|International Classification||B67D7/08, F16K51/00|
|Cooperative Classification||G01S17/88, G01S7/486, A47K5/1217, G01S17/026|
|European Classification||G01S17/02D, G01S17/88, G01S7/486, A47K5/12E|
|Jun 27, 2007||AS||Assignment|
Owner name: KANFER, JOSEPH S., OHIO
Free format text: ASSIGNMENT OF ASSIGNORS INTEREST;ASSIGNORS:WEGELIN, JACKSON W.;CURTIS, CHIP W.;REEL/FRAME:019536/0480

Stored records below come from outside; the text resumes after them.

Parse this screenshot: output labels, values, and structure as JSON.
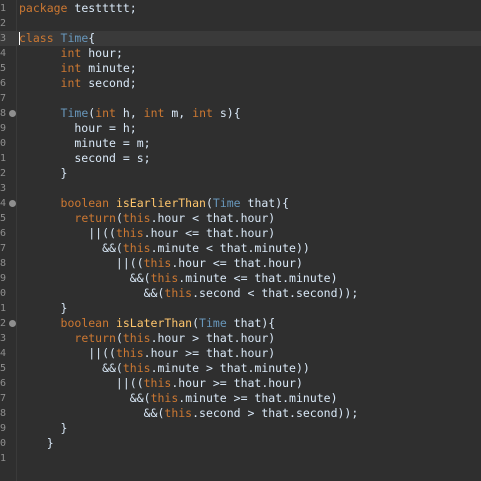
{
  "editor": {
    "lines": [
      {
        "n": "1",
        "fold": false,
        "current": false,
        "tokens": [
          {
            "t": "package ",
            "c": "kw"
          },
          {
            "t": "testtttt;",
            "c": "pl"
          }
        ]
      },
      {
        "n": "2",
        "fold": false,
        "current": false,
        "tokens": []
      },
      {
        "n": "3",
        "fold": false,
        "current": true,
        "tokens": [
          {
            "t": "class ",
            "c": "kw"
          },
          {
            "t": "Time",
            "c": "ty"
          },
          {
            "t": "{",
            "c": "pl"
          }
        ]
      },
      {
        "n": "4",
        "fold": false,
        "current": false,
        "tokens": [
          {
            "t": "      ",
            "c": "pl"
          },
          {
            "t": "int ",
            "c": "kw"
          },
          {
            "t": "hour;",
            "c": "pl"
          }
        ]
      },
      {
        "n": "5",
        "fold": false,
        "current": false,
        "tokens": [
          {
            "t": "      ",
            "c": "pl"
          },
          {
            "t": "int ",
            "c": "kw"
          },
          {
            "t": "minute;",
            "c": "pl"
          }
        ]
      },
      {
        "n": "6",
        "fold": false,
        "current": false,
        "tokens": [
          {
            "t": "      ",
            "c": "pl"
          },
          {
            "t": "int ",
            "c": "kw"
          },
          {
            "t": "second;",
            "c": "pl"
          }
        ]
      },
      {
        "n": "7",
        "fold": false,
        "current": false,
        "tokens": []
      },
      {
        "n": "8",
        "fold": true,
        "current": false,
        "tokens": [
          {
            "t": "      ",
            "c": "pl"
          },
          {
            "t": "Time",
            "c": "ty"
          },
          {
            "t": "(",
            "c": "pl"
          },
          {
            "t": "int ",
            "c": "kw"
          },
          {
            "t": "h, ",
            "c": "pl"
          },
          {
            "t": "int ",
            "c": "kw"
          },
          {
            "t": "m, ",
            "c": "pl"
          },
          {
            "t": "int ",
            "c": "kw"
          },
          {
            "t": "s){",
            "c": "pl"
          }
        ]
      },
      {
        "n": "9",
        "fold": false,
        "current": false,
        "tokens": [
          {
            "t": "        hour = h;",
            "c": "pl"
          }
        ]
      },
      {
        "n": "0",
        "fold": false,
        "current": false,
        "tokens": [
          {
            "t": "        minute = m;",
            "c": "pl"
          }
        ]
      },
      {
        "n": "1",
        "fold": false,
        "current": false,
        "tokens": [
          {
            "t": "        second = s;",
            "c": "pl"
          }
        ]
      },
      {
        "n": "2",
        "fold": false,
        "current": false,
        "tokens": [
          {
            "t": "      }",
            "c": "pl"
          }
        ]
      },
      {
        "n": "3",
        "fold": false,
        "current": false,
        "tokens": []
      },
      {
        "n": "4",
        "fold": true,
        "current": false,
        "tokens": [
          {
            "t": "      ",
            "c": "pl"
          },
          {
            "t": "boolean ",
            "c": "kw"
          },
          {
            "t": "isEarlierThan",
            "c": "fn"
          },
          {
            "t": "(",
            "c": "pl"
          },
          {
            "t": "Time ",
            "c": "ty"
          },
          {
            "t": "that){",
            "c": "pl"
          }
        ]
      },
      {
        "n": "5",
        "fold": false,
        "current": false,
        "tokens": [
          {
            "t": "        ",
            "c": "pl"
          },
          {
            "t": "return",
            "c": "kw"
          },
          {
            "t": "(",
            "c": "pl"
          },
          {
            "t": "this",
            "c": "th"
          },
          {
            "t": ".hour < that.hour)",
            "c": "pl"
          }
        ]
      },
      {
        "n": "6",
        "fold": false,
        "current": false,
        "tokens": [
          {
            "t": "          ||((",
            "c": "pl"
          },
          {
            "t": "this",
            "c": "th"
          },
          {
            "t": ".hour <= that.hour)",
            "c": "pl"
          }
        ]
      },
      {
        "n": "7",
        "fold": false,
        "current": false,
        "tokens": [
          {
            "t": "            &&(",
            "c": "pl"
          },
          {
            "t": "this",
            "c": "th"
          },
          {
            "t": ".minute < that.minute))",
            "c": "pl"
          }
        ]
      },
      {
        "n": "8",
        "fold": false,
        "current": false,
        "tokens": [
          {
            "t": "              ||((",
            "c": "pl"
          },
          {
            "t": "this",
            "c": "th"
          },
          {
            "t": ".hour <= that.hour)",
            "c": "pl"
          }
        ]
      },
      {
        "n": "9",
        "fold": false,
        "current": false,
        "tokens": [
          {
            "t": "                &&(",
            "c": "pl"
          },
          {
            "t": "this",
            "c": "th"
          },
          {
            "t": ".minute <= that.minute)",
            "c": "pl"
          }
        ]
      },
      {
        "n": "0",
        "fold": false,
        "current": false,
        "tokens": [
          {
            "t": "                  &&(",
            "c": "pl"
          },
          {
            "t": "this",
            "c": "th"
          },
          {
            "t": ".second < that.second));",
            "c": "pl"
          }
        ]
      },
      {
        "n": "1",
        "fold": false,
        "current": false,
        "tokens": [
          {
            "t": "      }",
            "c": "pl"
          }
        ]
      },
      {
        "n": "2",
        "fold": true,
        "current": false,
        "tokens": [
          {
            "t": "      ",
            "c": "pl"
          },
          {
            "t": "boolean ",
            "c": "kw"
          },
          {
            "t": "isLaterThan",
            "c": "fn"
          },
          {
            "t": "(",
            "c": "pl"
          },
          {
            "t": "Time ",
            "c": "ty"
          },
          {
            "t": "that){",
            "c": "pl"
          }
        ]
      },
      {
        "n": "3",
        "fold": false,
        "current": false,
        "tokens": [
          {
            "t": "        ",
            "c": "pl"
          },
          {
            "t": "return",
            "c": "kw"
          },
          {
            "t": "(",
            "c": "pl"
          },
          {
            "t": "this",
            "c": "th"
          },
          {
            "t": ".hour > that.hour)",
            "c": "pl"
          }
        ]
      },
      {
        "n": "4",
        "fold": false,
        "current": false,
        "tokens": [
          {
            "t": "          ||((",
            "c": "pl"
          },
          {
            "t": "this",
            "c": "th"
          },
          {
            "t": ".hour >= that.hour)",
            "c": "pl"
          }
        ]
      },
      {
        "n": "5",
        "fold": false,
        "current": false,
        "tokens": [
          {
            "t": "            &&(",
            "c": "pl"
          },
          {
            "t": "this",
            "c": "th"
          },
          {
            "t": ".minute > that.minute))",
            "c": "pl"
          }
        ]
      },
      {
        "n": "6",
        "fold": false,
        "current": false,
        "tokens": [
          {
            "t": "              ||((",
            "c": "pl"
          },
          {
            "t": "this",
            "c": "th"
          },
          {
            "t": ".hour >= that.hour)",
            "c": "pl"
          }
        ]
      },
      {
        "n": "7",
        "fold": false,
        "current": false,
        "tokens": [
          {
            "t": "                &&(",
            "c": "pl"
          },
          {
            "t": "this",
            "c": "th"
          },
          {
            "t": ".minute >= that.minute)",
            "c": "pl"
          }
        ]
      },
      {
        "n": "8",
        "fold": false,
        "current": false,
        "tokens": [
          {
            "t": "                  &&(",
            "c": "pl"
          },
          {
            "t": "this",
            "c": "th"
          },
          {
            "t": ".second > that.second));",
            "c": "pl"
          }
        ]
      },
      {
        "n": "9",
        "fold": false,
        "current": false,
        "tokens": [
          {
            "t": "      }",
            "c": "pl"
          }
        ]
      },
      {
        "n": "0",
        "fold": false,
        "current": false,
        "tokens": [
          {
            "t": "    }",
            "c": "pl"
          }
        ]
      },
      {
        "n": "1",
        "fold": false,
        "current": false,
        "tokens": []
      }
    ]
  },
  "colors": {
    "background": "#2f2f2f",
    "keyword": "#cc7832",
    "type": "#6897bb",
    "method": "#ffc66d",
    "text": "#d9e8f7",
    "line_number": "#8f8f8f"
  }
}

Effective date: 20070626
|Aug 1, 2012||AS||Assignment|
Effective date: 20101029
Free format text: SECURITY AGREEMENT;ASSIGNOR:GOJO INDUSTRIES, INC.;REEL/FRAME:028698/0853
Owner name: PNC BANK, NATIONAL ASSOCIATION, AS AGENT, PENNSYLV
|Aug 18, 2014||FPAY||Fee payment|
Year of fee payment: 4